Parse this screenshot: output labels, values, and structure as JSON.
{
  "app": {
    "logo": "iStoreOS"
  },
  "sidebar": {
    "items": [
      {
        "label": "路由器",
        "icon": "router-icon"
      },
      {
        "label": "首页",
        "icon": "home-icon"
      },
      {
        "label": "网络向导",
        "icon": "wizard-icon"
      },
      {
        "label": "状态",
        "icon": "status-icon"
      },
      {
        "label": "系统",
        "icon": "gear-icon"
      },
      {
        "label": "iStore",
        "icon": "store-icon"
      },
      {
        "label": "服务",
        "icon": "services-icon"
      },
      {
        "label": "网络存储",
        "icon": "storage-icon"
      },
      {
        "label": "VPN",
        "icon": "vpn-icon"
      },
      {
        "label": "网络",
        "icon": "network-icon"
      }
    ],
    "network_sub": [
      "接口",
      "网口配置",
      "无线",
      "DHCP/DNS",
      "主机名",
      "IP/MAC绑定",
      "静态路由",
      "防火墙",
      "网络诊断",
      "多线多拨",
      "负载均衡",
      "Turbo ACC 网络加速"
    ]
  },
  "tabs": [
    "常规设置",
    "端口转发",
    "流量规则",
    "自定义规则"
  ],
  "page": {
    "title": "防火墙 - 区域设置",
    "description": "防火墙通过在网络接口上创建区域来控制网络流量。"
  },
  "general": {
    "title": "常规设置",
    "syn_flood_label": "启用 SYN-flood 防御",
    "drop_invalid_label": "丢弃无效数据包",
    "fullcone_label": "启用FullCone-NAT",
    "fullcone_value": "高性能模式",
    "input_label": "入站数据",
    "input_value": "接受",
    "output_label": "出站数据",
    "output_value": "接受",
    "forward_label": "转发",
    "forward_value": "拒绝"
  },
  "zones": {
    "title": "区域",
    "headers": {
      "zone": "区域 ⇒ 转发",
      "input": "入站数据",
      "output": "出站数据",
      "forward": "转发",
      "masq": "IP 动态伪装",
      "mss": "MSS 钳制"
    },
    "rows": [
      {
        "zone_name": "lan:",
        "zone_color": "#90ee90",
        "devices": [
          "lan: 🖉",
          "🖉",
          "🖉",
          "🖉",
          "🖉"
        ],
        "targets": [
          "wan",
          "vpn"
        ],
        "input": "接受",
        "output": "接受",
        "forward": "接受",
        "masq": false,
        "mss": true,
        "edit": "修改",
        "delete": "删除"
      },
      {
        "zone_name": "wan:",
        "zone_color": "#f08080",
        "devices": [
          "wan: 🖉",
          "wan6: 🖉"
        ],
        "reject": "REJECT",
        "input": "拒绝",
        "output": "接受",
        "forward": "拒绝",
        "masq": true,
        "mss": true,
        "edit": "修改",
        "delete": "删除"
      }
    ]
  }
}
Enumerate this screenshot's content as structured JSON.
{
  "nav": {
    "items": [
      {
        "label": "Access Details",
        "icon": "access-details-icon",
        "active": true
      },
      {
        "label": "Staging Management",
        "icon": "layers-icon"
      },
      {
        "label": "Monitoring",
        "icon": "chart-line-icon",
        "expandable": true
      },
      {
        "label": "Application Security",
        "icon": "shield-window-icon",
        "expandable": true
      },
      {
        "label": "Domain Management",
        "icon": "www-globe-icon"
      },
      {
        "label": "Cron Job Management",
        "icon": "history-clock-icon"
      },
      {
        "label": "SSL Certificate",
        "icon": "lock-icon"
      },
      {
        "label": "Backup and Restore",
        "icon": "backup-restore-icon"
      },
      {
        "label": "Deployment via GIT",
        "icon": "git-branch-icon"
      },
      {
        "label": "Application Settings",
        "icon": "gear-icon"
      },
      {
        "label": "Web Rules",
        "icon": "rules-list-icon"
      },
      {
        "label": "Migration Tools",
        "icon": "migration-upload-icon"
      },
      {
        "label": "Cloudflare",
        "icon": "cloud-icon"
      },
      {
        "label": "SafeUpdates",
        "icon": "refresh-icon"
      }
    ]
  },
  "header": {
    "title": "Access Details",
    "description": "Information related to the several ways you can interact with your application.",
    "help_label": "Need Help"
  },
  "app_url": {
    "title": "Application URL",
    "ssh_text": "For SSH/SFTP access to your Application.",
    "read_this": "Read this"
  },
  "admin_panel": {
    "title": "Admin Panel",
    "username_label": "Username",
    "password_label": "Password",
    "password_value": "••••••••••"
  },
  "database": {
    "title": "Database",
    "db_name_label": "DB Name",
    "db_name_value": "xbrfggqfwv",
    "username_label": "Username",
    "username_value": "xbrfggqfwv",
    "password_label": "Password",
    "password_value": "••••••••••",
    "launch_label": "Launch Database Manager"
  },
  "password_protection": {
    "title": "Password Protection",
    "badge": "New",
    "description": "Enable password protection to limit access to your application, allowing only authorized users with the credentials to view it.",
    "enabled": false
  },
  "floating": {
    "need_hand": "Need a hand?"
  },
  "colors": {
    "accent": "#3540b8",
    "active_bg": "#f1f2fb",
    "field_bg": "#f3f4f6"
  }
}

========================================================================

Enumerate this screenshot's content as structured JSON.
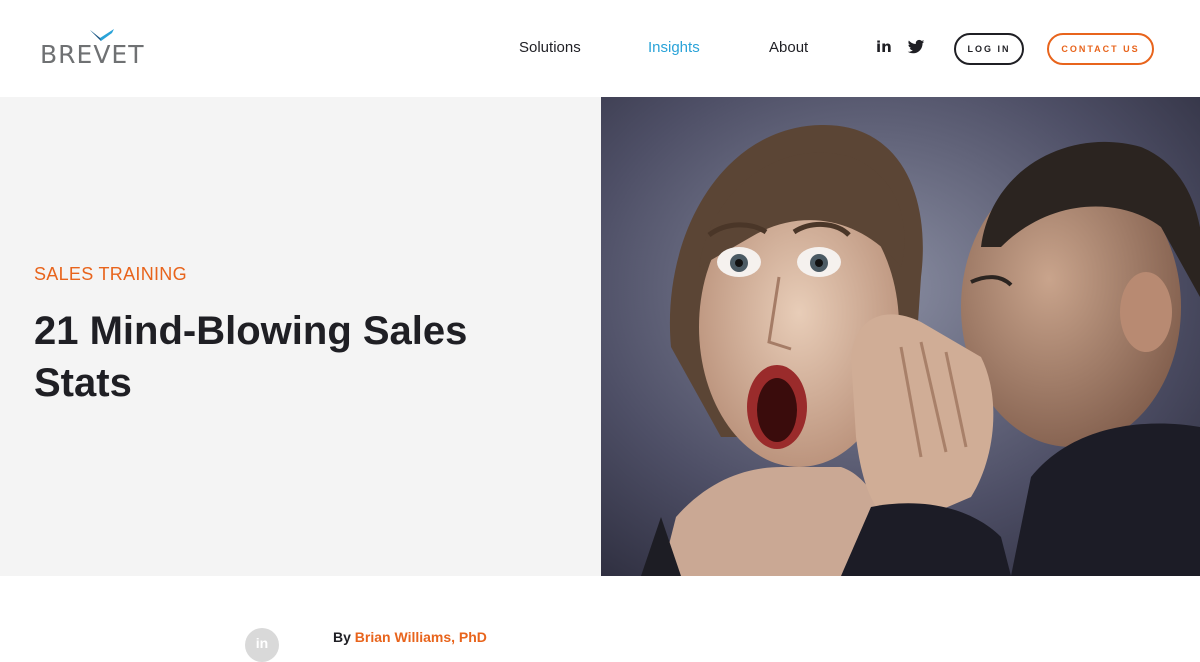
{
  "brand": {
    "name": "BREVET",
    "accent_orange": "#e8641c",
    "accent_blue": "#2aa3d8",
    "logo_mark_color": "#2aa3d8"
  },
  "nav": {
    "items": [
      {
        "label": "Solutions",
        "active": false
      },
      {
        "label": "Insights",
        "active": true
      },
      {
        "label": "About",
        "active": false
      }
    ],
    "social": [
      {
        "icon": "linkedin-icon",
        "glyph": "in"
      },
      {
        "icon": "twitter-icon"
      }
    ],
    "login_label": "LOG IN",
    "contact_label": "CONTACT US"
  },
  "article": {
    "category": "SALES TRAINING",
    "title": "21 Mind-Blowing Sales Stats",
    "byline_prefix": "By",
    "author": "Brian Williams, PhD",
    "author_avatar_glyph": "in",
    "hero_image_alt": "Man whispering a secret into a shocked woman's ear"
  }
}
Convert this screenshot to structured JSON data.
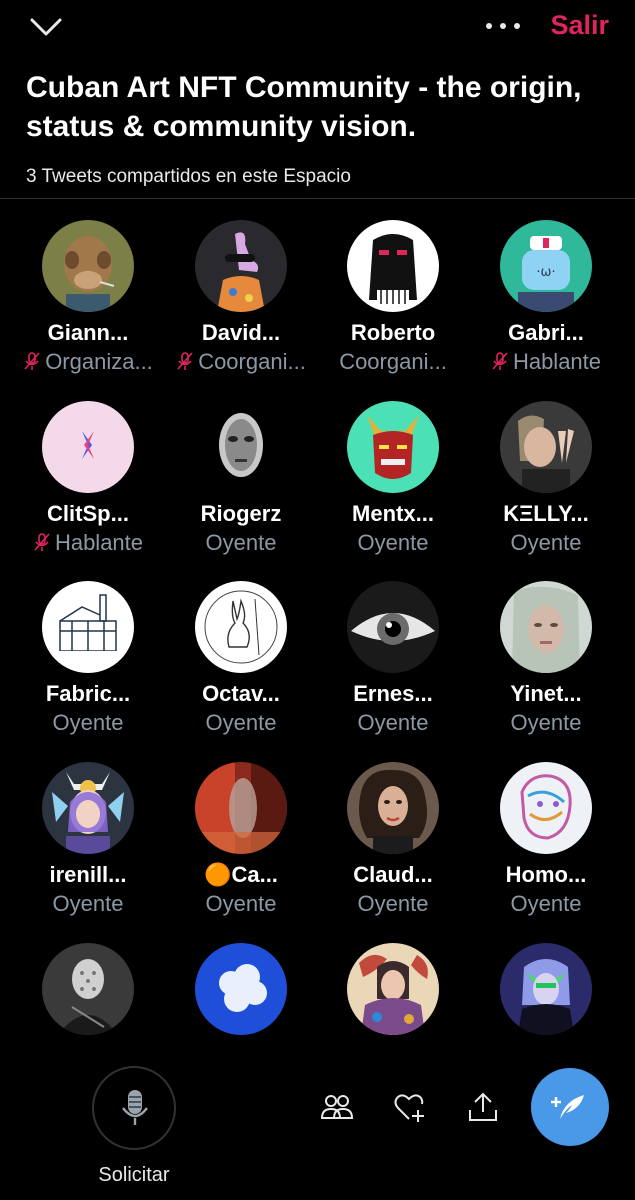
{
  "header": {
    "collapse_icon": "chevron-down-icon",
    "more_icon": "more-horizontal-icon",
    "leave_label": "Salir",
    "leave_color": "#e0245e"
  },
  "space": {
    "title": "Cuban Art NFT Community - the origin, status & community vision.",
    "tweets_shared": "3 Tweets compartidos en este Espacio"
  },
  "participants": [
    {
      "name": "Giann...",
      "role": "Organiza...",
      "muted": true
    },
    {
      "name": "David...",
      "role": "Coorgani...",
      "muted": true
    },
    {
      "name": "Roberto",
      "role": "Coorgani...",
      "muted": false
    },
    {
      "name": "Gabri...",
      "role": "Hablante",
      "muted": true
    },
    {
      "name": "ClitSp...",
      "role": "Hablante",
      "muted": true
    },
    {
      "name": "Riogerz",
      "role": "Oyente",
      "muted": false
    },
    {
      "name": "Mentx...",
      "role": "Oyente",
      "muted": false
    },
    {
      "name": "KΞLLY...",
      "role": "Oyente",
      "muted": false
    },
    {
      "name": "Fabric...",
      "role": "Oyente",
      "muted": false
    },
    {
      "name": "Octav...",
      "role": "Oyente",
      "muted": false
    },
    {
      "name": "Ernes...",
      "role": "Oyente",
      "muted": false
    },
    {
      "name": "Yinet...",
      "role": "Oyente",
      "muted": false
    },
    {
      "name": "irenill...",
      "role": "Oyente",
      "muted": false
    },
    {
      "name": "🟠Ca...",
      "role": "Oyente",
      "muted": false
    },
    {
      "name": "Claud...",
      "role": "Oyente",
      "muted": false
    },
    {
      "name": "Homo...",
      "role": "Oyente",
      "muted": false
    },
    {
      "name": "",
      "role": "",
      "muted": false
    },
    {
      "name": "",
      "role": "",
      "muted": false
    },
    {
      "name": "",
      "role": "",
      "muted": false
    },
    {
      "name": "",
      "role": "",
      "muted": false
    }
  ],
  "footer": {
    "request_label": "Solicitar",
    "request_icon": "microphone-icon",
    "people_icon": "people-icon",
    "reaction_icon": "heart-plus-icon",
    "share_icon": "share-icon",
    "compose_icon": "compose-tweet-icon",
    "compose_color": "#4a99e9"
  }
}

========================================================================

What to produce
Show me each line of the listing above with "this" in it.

Output of the exercise
Parse this screenshot: output labels, values, and structure as JSON.
Enumerate this screenshot's content as structured JSON.
    "read_this": "Read this"
Enumerate this screenshot's content as structured JSON.
Convert this screenshot to structured JSON data.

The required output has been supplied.